“In Copenhagen during the last summit, you had new-energy business people trying to tell their stories. Yet reporters from every country were largely quoting only politicians,” Russell said. “Granted, it was a United Nations summit. The big story was what policy would come out of the gathering. Yet, major business and science players were there too.
“Danish Climate Consortium representatives told me that the case they wanted to make at the summit was that alternative energy models developed in Denmark demonstrated that development could successfully take place without adding to global warming. The models show there is money to be made and infrastructure to build and energy to use in a post carbon-fueled world. This is a business topic. The story is that it can be done very successfully. Yet, by comparison to politicians, they were left to wander in the media wilderness.”
A chart from the book on journalism story sourcing at the UN summits:
Other interesting findings related in the book include the fact that reporters from nations more vulnerable to climate change– countries such as Bangladesh and Egypt– write more urgently and often about the topic than reporters based elsewhere. Also, women are rarely included in climate change reporting, making up a scant 12 percent of story sources.
In her chapter of the book, Russell found that coverage of climate change in general and of the climate change summits in particular was more robust online than offline. She said reporters at mainstream outlets were producing way too much material to be reprinted in the newspapers they worked for and that the online work being done by people like New York Times reporter Andrew Revkin, for example, was more insightful and rapid fire and leaned on more diverse sourcing. Revkin’s Dot Earth blog is hosted on the New York Times platform.
Russell said that despite the million laments about the death of journalism brought by the Web, she viewed the coverage she studied for the book being produced by U.S. journalists online as a source of great hope.
“There is real energy and credibility in the material, which is feverishly followed and fact checked in real time by readers and other journalists. The sourcing is different from the sourcing of offline stories, which I think is a welcome change. Significant is that professional models of journalism for a century-plus have been mostly exported from the United States to the rest of the world. In that light, I look at many of the changes in U.S. journalism tied to the Web as a sign of larger changes to come and for the better.”
Inhofe, incidentally, was one politician who got a cool reception in Copenhagen. The few reporters who showed up for the fleeting staircase press conference he called asked him for details to support his claim that a global warming “hoax” has been perpetrated over decades by scientists all over the world.
“It started in the United Nations,” Inhofe said, “and the ones in the United States who really grab ahold of this is the Hollywood elite.”
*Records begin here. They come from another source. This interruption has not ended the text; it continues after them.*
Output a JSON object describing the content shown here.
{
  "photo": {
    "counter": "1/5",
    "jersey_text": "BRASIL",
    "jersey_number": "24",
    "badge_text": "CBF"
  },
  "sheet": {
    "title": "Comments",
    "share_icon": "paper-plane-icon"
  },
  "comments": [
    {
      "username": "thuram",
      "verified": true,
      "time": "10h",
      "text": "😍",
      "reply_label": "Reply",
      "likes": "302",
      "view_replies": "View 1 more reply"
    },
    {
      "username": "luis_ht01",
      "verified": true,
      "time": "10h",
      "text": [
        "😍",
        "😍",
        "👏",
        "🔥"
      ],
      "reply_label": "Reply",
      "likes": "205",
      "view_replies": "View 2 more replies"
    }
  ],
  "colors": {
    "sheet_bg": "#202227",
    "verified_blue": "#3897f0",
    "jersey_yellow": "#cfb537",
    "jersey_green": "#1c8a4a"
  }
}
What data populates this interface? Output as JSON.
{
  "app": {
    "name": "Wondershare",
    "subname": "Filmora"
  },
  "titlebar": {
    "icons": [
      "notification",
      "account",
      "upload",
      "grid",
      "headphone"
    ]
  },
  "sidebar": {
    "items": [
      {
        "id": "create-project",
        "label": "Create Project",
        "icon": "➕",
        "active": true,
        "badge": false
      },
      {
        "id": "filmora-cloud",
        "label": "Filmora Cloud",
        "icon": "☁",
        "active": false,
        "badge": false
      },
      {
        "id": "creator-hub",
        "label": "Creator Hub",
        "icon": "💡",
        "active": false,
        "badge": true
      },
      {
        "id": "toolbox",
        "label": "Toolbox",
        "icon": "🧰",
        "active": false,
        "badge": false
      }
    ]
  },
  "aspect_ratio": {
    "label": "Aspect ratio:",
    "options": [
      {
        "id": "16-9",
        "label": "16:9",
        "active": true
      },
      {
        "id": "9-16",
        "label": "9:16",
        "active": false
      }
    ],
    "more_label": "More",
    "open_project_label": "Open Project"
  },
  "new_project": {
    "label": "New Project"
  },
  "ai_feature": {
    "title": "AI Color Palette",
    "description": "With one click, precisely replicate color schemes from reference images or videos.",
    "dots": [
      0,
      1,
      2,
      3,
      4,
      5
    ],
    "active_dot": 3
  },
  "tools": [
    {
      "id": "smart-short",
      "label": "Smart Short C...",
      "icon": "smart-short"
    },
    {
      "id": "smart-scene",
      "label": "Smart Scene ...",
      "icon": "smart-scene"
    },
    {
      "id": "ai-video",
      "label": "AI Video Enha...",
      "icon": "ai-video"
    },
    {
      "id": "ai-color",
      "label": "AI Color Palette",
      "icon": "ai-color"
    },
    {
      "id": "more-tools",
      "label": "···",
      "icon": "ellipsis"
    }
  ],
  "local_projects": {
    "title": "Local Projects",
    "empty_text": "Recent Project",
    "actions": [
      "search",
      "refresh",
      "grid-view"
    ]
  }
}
A reporter for Der Spiegel told him he was ridiculous.
[ Image: Aaron Koblin video of flight patterns over the U.S. About 2 million Americans travel by air every day. ]
Note: Prof. Adrienne Russell is related to the author of this post.